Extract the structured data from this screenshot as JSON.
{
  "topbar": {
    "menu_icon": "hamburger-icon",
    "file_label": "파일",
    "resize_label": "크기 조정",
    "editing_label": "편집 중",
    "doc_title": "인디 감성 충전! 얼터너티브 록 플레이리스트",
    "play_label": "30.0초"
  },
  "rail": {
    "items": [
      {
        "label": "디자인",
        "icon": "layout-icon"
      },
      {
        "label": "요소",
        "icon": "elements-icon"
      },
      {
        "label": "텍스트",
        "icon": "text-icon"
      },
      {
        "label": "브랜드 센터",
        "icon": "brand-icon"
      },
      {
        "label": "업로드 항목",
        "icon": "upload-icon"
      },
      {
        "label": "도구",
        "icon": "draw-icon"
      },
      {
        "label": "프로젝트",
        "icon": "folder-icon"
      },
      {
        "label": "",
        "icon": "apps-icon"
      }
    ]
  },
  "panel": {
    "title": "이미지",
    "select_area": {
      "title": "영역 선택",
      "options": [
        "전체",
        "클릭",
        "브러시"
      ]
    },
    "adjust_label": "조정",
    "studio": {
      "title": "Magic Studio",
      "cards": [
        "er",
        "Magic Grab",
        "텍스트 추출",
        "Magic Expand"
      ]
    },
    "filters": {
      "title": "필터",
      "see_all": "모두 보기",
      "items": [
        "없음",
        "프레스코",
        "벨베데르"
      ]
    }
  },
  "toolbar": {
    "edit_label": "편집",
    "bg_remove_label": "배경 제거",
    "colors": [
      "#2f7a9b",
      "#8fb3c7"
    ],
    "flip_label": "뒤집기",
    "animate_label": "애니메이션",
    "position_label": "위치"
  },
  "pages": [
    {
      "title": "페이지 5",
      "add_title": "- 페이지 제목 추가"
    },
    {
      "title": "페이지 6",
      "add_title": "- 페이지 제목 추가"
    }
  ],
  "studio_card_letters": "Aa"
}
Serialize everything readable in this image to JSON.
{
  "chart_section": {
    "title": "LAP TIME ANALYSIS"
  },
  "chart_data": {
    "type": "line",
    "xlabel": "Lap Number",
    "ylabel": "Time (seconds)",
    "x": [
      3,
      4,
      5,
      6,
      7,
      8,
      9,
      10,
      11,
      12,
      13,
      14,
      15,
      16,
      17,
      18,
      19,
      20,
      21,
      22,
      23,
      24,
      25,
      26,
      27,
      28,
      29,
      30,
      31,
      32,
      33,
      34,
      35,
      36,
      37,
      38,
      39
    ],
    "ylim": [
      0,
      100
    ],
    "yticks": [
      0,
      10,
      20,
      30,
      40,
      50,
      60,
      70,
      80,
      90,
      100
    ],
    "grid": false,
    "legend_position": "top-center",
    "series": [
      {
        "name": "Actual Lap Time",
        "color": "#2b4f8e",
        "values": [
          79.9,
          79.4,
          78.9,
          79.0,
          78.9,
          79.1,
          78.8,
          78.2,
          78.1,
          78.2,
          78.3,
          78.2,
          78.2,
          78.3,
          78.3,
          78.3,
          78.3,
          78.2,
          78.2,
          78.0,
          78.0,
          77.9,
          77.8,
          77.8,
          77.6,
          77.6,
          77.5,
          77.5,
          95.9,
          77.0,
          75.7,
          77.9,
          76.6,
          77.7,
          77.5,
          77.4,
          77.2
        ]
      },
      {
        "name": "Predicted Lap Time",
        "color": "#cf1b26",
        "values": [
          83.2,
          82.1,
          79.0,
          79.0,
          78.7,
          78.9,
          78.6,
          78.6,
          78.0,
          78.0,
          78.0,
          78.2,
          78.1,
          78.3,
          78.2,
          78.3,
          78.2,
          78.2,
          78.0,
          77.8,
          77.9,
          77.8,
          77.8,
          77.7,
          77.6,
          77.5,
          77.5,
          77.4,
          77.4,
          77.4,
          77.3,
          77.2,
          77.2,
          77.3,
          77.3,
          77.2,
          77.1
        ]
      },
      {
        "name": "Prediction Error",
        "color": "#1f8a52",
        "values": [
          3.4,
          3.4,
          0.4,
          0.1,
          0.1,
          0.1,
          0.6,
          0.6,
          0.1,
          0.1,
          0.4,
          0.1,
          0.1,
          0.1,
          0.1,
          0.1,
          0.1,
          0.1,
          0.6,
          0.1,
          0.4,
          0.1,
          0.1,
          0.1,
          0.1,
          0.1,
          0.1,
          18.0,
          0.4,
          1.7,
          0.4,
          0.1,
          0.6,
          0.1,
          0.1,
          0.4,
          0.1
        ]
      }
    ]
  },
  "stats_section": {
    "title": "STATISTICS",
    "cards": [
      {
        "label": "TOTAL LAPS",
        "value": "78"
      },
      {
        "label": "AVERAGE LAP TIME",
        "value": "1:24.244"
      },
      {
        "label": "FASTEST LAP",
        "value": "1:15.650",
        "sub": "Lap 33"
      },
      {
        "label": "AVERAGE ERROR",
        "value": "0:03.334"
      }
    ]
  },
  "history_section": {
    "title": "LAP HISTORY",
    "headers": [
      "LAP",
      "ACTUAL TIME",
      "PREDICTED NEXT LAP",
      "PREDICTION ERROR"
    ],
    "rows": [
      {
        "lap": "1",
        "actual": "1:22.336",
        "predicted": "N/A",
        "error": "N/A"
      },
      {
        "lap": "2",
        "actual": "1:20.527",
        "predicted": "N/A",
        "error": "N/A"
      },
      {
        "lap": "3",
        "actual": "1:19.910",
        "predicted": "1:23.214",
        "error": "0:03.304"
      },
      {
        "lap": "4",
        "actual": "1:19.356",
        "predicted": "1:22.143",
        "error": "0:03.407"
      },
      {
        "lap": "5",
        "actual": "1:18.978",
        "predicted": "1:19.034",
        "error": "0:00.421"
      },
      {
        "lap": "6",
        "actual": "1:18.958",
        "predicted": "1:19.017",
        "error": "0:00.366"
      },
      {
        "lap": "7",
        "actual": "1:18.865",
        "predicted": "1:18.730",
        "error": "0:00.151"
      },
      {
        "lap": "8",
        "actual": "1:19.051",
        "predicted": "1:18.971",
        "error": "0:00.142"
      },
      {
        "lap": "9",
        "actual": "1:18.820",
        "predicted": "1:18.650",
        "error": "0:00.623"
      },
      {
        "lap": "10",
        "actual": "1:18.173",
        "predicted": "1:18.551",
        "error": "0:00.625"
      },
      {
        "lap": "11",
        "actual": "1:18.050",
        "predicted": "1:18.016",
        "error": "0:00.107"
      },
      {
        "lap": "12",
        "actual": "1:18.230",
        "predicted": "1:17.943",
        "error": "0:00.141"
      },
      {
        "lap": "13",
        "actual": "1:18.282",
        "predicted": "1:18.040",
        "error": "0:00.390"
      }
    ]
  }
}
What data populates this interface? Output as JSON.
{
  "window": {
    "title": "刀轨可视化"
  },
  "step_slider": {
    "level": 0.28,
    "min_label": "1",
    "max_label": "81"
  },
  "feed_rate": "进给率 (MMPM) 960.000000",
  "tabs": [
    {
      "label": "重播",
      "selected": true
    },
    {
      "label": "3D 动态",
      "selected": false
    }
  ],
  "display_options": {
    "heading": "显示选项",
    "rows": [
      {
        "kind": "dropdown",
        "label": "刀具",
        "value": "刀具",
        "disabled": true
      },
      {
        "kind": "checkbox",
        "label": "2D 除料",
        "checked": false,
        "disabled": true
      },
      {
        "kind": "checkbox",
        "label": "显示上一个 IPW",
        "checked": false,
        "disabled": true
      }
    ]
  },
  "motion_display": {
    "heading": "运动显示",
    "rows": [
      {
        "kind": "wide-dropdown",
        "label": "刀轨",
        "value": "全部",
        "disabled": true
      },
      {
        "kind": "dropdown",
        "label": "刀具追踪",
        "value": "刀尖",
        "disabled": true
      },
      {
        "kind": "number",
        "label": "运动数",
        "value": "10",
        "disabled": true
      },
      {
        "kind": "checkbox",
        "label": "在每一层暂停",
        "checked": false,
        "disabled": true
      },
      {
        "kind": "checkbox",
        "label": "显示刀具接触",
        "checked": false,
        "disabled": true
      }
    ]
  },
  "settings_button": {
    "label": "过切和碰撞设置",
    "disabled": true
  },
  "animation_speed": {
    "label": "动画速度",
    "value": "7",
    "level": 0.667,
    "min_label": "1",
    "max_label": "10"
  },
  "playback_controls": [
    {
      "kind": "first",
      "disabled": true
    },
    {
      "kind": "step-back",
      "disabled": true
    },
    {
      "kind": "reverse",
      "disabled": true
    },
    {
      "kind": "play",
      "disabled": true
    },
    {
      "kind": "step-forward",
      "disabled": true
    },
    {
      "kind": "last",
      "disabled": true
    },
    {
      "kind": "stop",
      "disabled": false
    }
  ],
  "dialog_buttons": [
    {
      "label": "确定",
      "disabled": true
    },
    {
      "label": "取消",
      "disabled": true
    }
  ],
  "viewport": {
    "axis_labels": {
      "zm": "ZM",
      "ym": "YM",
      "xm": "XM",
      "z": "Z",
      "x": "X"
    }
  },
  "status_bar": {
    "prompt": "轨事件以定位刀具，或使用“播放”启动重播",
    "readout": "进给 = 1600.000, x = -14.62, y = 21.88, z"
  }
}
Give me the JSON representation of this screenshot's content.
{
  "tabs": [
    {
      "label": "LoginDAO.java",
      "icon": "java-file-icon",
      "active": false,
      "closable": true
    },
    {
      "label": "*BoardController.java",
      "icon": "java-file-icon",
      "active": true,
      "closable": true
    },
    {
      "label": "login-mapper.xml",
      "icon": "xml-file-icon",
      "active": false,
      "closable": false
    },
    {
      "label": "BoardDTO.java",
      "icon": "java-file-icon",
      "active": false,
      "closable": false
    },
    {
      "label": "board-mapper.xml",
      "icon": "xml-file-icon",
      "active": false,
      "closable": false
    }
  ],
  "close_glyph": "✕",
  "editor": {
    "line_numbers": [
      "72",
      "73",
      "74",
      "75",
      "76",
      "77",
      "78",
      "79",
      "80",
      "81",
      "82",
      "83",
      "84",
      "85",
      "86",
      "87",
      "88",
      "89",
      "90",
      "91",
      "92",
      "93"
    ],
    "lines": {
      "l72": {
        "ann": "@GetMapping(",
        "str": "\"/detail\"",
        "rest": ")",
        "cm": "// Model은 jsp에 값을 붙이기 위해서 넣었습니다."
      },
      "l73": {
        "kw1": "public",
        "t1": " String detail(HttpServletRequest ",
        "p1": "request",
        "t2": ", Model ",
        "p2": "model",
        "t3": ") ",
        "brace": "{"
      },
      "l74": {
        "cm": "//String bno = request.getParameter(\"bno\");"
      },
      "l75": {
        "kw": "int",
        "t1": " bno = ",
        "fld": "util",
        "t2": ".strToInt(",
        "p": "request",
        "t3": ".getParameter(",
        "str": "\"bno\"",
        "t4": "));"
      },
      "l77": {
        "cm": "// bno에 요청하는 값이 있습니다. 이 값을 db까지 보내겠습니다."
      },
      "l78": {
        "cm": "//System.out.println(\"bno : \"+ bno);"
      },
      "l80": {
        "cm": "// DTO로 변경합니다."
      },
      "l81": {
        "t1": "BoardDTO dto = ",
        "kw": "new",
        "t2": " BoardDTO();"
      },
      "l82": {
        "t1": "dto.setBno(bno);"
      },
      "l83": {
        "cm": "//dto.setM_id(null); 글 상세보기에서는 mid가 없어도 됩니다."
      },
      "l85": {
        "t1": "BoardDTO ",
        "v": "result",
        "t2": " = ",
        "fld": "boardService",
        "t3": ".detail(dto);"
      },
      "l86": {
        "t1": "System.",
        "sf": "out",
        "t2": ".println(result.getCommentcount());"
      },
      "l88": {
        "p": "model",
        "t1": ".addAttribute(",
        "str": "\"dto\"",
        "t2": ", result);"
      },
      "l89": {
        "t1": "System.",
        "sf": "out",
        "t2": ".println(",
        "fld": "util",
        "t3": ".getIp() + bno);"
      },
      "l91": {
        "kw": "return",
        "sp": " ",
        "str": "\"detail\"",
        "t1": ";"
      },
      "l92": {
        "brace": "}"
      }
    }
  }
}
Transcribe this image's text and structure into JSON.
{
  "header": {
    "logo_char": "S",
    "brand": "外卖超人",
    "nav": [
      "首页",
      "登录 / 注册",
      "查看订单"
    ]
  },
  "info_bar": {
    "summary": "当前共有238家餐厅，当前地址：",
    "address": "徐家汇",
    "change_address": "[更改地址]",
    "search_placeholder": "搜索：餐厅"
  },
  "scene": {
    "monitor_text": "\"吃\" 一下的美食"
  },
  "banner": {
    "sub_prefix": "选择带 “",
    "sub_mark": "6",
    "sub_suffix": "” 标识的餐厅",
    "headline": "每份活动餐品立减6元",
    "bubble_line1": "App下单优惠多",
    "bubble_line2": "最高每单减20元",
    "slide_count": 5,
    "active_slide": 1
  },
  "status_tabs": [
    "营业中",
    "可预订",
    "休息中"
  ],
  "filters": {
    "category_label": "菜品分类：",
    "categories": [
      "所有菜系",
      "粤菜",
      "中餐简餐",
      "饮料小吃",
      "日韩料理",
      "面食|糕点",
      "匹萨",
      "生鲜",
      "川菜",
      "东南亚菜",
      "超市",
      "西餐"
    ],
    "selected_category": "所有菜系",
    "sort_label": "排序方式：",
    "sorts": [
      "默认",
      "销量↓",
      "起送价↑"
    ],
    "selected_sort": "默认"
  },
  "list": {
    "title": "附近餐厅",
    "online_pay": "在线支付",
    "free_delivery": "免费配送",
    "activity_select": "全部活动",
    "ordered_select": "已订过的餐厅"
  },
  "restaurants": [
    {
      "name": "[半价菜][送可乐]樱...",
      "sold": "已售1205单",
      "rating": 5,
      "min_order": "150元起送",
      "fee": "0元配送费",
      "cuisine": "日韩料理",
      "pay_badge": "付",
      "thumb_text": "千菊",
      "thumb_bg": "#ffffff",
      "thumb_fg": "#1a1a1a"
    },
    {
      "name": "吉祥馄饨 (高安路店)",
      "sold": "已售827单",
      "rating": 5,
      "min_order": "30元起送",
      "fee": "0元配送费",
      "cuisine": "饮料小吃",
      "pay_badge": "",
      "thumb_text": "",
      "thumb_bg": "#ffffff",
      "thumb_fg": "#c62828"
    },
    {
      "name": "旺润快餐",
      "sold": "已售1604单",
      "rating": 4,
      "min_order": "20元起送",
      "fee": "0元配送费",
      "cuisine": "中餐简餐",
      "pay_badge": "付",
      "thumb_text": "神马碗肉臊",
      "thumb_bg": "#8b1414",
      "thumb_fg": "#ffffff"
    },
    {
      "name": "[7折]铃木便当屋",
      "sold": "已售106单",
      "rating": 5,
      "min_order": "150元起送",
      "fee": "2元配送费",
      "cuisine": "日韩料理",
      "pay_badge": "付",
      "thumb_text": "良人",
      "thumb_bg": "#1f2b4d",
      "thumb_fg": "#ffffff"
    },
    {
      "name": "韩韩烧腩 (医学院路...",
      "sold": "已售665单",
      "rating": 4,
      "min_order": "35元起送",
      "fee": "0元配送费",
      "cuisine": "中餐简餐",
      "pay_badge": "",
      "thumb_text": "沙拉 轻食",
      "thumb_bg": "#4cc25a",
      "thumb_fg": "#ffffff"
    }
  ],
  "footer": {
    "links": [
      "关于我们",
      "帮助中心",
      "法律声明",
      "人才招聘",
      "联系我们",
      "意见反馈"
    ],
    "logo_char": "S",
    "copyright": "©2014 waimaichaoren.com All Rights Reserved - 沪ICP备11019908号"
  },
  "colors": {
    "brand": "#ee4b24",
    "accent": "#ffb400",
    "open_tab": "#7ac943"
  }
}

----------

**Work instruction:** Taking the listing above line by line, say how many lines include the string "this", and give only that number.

**Exercise result:** 5